As much as half or more of the 12.6 million deaths caused by environmental pollution could be prevented with smart climate change mitigation measures that reduce both carbon dioxide as well as more immediate air, water and chemical pollution emissions. This alarming figure has prompted ministers and senior officials, at COP22, responsible for health or environment, to adopt a Declaration for Health, Environment and Climate Change.
The declaration calls for the establishment of a new global initiative/coalition on health, environment and climate change to drive forward actions that will protect and promote health and reduce harmful impacts on the environment and climate.
Air pollution alone kills about 6.5 million people a year. It also generates very considerable short-lived climate emissions of black carbon, methane and ozone, which warm the planet, accelerate the melting of glacial water reserves critical to health and livelihoods, and stunt agricultural production. Hundreds of thousands more deaths each year are due to direct climate change impacts like more extreme heat waves, weather emergencies, drought, and increased vector-borne disease transmission.
The declaration recognises that well designed policies to protect the environment will result in reducing the global burden of disease attributable to the environment, as well as the rise of non-communicable diseases (NCDs), such as stroke, heart disease, cancers and chronic respiratory diseases.
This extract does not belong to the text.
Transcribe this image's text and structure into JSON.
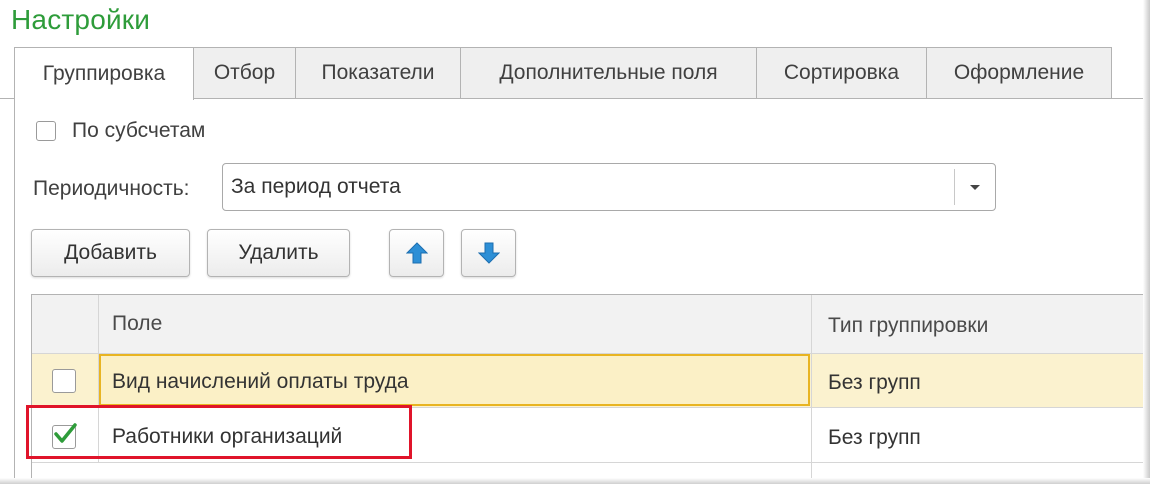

NCDs account for nearly two-thirds of the total deaths — or 8.2 million deaths — caused by unhealthy environments.
The Ministerial high-level meeting on Health, Environment and Climate Change took place on 15 November 2016 in Marrakech, Morocco.